→ **EXERCISE DATA**
Content starts

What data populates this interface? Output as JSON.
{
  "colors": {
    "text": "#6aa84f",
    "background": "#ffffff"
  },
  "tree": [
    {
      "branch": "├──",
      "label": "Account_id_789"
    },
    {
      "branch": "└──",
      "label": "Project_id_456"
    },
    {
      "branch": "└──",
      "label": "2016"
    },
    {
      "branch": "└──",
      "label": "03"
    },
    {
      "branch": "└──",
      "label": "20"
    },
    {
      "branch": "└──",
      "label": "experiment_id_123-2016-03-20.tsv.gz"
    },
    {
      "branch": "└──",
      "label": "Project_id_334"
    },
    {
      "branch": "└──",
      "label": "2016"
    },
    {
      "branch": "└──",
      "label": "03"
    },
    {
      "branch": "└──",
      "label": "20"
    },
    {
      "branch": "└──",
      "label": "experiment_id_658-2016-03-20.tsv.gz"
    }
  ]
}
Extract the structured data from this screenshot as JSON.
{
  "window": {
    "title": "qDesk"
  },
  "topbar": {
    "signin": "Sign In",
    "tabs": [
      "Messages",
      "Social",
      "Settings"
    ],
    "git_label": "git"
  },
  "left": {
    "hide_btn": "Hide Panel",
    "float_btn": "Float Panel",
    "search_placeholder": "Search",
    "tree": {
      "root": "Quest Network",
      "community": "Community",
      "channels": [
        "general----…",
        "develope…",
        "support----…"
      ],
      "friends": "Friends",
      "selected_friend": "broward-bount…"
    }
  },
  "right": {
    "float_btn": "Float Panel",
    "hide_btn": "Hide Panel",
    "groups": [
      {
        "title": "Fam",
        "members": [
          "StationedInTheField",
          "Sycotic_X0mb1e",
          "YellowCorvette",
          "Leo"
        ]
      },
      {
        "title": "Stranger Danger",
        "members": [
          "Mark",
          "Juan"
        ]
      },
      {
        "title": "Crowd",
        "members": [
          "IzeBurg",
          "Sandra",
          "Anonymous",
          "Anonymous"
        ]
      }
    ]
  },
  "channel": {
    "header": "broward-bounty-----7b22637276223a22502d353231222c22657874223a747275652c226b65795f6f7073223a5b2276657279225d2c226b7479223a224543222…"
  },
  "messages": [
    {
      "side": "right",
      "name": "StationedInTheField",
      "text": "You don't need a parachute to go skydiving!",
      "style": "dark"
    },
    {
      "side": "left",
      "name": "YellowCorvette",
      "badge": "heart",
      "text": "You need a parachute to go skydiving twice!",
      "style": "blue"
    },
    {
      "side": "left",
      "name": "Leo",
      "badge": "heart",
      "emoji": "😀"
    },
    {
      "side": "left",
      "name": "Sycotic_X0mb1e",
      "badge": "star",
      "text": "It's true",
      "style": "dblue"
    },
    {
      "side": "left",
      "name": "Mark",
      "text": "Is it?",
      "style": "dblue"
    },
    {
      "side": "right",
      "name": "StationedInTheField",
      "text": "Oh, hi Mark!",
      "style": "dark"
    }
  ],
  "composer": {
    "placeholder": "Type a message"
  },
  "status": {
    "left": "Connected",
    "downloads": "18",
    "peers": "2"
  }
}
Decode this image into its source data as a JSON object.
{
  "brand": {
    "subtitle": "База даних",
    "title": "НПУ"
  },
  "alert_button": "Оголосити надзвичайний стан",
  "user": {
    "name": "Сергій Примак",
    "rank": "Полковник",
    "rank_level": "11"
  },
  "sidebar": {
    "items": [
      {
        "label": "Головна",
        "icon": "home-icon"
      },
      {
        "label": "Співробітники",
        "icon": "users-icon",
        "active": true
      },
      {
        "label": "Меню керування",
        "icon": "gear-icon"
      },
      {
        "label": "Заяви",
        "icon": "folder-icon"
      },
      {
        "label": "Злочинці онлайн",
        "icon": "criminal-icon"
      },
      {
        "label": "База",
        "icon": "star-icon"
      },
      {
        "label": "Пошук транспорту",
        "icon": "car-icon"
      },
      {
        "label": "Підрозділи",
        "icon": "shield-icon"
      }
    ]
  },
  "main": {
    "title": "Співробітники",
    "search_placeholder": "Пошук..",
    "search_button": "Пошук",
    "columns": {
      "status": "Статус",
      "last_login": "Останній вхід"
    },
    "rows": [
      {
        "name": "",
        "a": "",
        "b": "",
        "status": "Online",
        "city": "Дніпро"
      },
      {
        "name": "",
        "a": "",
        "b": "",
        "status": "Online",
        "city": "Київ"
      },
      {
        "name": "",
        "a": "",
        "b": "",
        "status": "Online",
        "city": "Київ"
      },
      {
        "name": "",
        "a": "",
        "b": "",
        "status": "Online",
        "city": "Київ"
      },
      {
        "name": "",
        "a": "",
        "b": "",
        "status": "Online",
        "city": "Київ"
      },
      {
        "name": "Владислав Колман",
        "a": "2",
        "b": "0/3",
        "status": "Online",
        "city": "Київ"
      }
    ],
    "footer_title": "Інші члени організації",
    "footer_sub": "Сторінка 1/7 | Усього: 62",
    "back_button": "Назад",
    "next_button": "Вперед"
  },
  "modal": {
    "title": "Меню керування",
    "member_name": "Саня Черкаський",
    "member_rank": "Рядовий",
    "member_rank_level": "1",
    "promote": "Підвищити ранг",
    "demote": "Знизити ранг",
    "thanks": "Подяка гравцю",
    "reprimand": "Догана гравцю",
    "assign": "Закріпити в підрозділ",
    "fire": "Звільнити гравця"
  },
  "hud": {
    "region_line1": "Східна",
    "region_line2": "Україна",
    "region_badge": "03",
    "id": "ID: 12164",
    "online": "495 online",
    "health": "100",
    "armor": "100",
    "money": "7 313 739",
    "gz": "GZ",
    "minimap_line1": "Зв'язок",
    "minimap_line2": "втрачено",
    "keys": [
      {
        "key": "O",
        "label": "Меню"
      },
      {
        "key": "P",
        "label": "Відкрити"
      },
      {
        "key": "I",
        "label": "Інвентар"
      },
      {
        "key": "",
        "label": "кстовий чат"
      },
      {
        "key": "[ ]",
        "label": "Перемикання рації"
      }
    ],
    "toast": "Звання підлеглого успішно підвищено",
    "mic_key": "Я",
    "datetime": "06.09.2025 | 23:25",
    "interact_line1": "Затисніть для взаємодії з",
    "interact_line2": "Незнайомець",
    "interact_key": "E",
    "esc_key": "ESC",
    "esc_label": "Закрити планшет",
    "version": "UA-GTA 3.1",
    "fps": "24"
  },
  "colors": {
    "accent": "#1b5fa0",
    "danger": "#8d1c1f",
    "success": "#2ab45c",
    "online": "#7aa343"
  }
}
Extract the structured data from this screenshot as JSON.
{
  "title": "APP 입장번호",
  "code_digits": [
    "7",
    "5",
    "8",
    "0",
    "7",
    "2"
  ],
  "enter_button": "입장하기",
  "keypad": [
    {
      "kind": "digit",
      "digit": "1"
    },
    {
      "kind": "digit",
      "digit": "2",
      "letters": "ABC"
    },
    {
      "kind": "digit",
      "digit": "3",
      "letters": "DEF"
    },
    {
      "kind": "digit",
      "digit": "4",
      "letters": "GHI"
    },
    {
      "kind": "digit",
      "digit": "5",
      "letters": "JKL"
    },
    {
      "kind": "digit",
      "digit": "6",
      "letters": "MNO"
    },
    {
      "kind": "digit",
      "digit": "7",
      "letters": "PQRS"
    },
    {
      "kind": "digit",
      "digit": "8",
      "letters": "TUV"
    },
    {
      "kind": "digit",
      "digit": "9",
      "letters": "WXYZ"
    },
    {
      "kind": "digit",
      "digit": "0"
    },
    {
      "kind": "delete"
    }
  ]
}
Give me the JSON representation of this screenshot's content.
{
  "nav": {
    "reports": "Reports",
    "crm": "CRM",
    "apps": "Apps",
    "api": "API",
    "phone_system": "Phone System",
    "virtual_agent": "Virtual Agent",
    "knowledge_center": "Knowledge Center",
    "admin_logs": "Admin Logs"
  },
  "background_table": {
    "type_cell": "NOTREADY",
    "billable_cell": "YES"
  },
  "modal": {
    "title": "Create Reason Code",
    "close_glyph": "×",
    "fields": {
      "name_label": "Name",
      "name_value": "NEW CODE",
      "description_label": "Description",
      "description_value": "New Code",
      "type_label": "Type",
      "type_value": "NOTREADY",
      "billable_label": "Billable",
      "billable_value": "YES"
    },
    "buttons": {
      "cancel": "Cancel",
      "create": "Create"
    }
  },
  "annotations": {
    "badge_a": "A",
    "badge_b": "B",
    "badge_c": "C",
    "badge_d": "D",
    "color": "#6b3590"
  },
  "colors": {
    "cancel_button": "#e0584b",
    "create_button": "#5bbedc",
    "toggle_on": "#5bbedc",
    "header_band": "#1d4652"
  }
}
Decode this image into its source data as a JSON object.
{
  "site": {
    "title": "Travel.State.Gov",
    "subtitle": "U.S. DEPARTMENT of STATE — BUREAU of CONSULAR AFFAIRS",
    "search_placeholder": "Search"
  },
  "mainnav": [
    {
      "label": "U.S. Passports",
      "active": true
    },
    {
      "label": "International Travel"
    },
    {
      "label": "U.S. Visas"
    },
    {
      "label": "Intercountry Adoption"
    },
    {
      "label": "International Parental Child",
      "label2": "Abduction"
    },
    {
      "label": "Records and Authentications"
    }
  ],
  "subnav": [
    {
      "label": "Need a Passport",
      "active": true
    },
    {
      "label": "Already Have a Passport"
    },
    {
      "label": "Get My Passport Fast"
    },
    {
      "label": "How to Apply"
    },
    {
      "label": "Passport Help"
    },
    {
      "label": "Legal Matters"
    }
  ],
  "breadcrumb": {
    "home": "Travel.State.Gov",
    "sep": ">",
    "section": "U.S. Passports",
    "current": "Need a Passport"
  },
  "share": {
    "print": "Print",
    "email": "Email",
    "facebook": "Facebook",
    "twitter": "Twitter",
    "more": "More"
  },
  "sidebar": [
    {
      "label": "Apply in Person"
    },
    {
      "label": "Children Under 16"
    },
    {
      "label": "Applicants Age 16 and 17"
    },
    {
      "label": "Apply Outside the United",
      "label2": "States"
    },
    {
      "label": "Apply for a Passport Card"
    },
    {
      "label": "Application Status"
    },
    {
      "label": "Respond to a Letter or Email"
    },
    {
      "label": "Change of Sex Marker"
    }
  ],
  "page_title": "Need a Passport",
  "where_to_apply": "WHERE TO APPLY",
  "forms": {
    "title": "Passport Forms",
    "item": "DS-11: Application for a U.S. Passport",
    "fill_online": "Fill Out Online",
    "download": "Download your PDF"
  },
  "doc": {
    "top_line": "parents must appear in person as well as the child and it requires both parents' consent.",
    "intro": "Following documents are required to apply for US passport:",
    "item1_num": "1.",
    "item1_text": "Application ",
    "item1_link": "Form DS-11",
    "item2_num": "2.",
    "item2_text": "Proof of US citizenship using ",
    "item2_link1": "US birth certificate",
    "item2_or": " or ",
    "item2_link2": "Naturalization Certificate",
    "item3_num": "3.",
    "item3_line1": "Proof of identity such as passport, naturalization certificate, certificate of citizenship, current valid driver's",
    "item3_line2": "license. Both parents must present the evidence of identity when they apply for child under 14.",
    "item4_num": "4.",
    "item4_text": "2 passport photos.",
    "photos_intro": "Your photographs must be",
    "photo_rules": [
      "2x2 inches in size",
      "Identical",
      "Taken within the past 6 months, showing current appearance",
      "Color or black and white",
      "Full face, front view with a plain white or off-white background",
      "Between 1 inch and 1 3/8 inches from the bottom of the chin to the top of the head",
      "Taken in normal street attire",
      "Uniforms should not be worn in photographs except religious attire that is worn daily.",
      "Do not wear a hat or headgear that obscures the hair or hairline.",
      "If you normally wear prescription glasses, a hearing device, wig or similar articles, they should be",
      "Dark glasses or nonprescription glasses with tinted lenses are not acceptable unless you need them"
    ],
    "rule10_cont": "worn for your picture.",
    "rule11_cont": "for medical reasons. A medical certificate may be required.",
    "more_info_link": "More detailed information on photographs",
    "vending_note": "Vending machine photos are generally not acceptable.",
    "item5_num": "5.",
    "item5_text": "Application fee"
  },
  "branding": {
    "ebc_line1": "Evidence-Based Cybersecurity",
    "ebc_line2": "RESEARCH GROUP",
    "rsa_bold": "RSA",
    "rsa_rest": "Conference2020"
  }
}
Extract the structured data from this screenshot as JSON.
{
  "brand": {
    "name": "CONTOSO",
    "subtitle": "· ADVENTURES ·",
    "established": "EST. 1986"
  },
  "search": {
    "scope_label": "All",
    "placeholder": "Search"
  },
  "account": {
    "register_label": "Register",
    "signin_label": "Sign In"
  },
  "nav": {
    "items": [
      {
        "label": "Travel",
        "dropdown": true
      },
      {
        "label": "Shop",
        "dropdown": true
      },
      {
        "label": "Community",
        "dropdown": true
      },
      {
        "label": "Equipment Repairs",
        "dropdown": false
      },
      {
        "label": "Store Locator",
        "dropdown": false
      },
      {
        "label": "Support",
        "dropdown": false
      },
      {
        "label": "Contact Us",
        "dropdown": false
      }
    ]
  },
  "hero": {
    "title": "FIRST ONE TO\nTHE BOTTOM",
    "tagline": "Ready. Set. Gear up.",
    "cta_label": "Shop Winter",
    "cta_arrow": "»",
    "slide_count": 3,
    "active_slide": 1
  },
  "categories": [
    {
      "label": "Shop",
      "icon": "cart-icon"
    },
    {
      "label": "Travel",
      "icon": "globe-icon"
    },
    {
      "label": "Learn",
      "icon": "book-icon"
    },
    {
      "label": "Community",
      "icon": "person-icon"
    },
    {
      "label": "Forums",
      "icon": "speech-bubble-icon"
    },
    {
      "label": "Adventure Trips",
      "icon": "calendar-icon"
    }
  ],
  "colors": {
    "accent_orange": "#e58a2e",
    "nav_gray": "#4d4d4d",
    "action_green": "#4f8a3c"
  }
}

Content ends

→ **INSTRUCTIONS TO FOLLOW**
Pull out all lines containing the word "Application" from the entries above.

→ **EXPECTED ANSWER**
      "label": "Application Status"
    "item": "DS-11: Application for a U.S. Passport",
    "item1_text": "Application ",
    "item5_text": "Application fee"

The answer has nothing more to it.